With all that said, I have filled out the financial aid package and checked out the scholarships offered through the school I’m attending, but nothing fits (scholarship wise). The deadline has passed, you have to attend a particular location, or I’m enrolled in a program that is ineligible. I am willing to put in the time and effort to bridge the financial gap. I just need to find something that fits. Do you know of any resources for adult students? I appreciate your time and any information you may have available.
Well, I don’t know of any great clearinghouse of nontraditional-student scholarships, but I would say this, and I hope I’m not being Captain Obvious here — but I think that, in your particular spot, you should take all the student loans you possibly can. And I mean every single dime they’ll give you, subsidized or unsubsidized.
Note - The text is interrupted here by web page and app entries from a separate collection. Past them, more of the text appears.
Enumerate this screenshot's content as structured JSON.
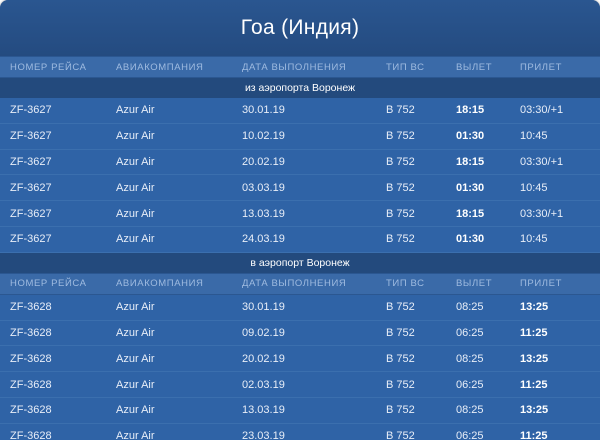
{
  "title": "Гоа (Индия)",
  "columns": [
    "НОМЕР РЕЙСА",
    "АВИАКОМПАНИЯ",
    "ДАТА ВЫПОЛНЕНИЯ",
    "ТИП ВС",
    "ВЫЛЕТ",
    "ПРИЛЕТ"
  ],
  "sections": [
    {
      "label": "из аэропорта Воронеж",
      "rows": [
        {
          "flight": "ZF-3627",
          "airline": "Azur Air",
          "date": "30.01.19",
          "type": "B 752",
          "dep": "18:15",
          "arr": "03:30/+1"
        },
        {
          "flight": "ZF-3627",
          "airline": "Azur Air",
          "date": "10.02.19",
          "type": "B 752",
          "dep": "01:30",
          "arr": "10:45"
        },
        {
          "flight": "ZF-3627",
          "airline": "Azur Air",
          "date": "20.02.19",
          "type": "B 752",
          "dep": "18:15",
          "arr": "03:30/+1"
        },
        {
          "flight": "ZF-3627",
          "airline": "Azur Air",
          "date": "03.03.19",
          "type": "B 752",
          "dep": "01:30",
          "arr": "10:45"
        },
        {
          "flight": "ZF-3627",
          "airline": "Azur Air",
          "date": "13.03.19",
          "type": "B 752",
          "dep": "18:15",
          "arr": "03:30/+1"
        },
        {
          "flight": "ZF-3627",
          "airline": "Azur Air",
          "date": "24.03.19",
          "type": "B 752",
          "dep": "01:30",
          "arr": "10:45"
        }
      ]
    },
    {
      "label": "в аэропорт Воронеж",
      "rows": [
        {
          "flight": "ZF-3628",
          "airline": "Azur Air",
          "date": "30.01.19",
          "type": "B 752",
          "dep": "08:25",
          "arr": "13:25"
        },
        {
          "flight": "ZF-3628",
          "airline": "Azur Air",
          "date": "09.02.19",
          "type": "B 752",
          "dep": "06:25",
          "arr": "11:25"
        },
        {
          "flight": "ZF-3628",
          "airline": "Azur Air",
          "date": "20.02.19",
          "type": "B 752",
          "dep": "08:25",
          "arr": "13:25"
        },
        {
          "flight": "ZF-3628",
          "airline": "Azur Air",
          "date": "02.03.19",
          "type": "B 752",
          "dep": "06:25",
          "arr": "11:25"
        },
        {
          "flight": "ZF-3628",
          "airline": "Azur Air",
          "date": "13.03.19",
          "type": "B 752",
          "dep": "08:25",
          "arr": "13:25"
        },
        {
          "flight": "ZF-3628",
          "airline": "Azur Air",
          "date": "23.03.19",
          "type": "B 752",
          "dep": "06:25",
          "arr": "11:25"
        }
      ]
    }
  ]
}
If ever there was a situation tailor-made for indulgence in student loans, yours is it — you’re trying to further your education and you’ve got a family to feed and you really, really need the money. Remember, student loans aren’t intended to be solely for tuition — they’re there to support you in whatever way you need support while you’re attending school. As in, tuition, books, food, shelter, living expenses, etc. Depending on how far you are along in your field of study, you should be able to get between $9,500 and $12,500 from Stafford Loans alone. Here’s the Department of Education’s student loan information.
My advice is to take ’em. You’ll be a diesel mechanic and your wife will be a nurse someday soon; you should be able to handle the payments, and it sounds like you could use the cash on hand. Good luck!
What about you guys? Any advice for Tony? Leave it in the comments section below.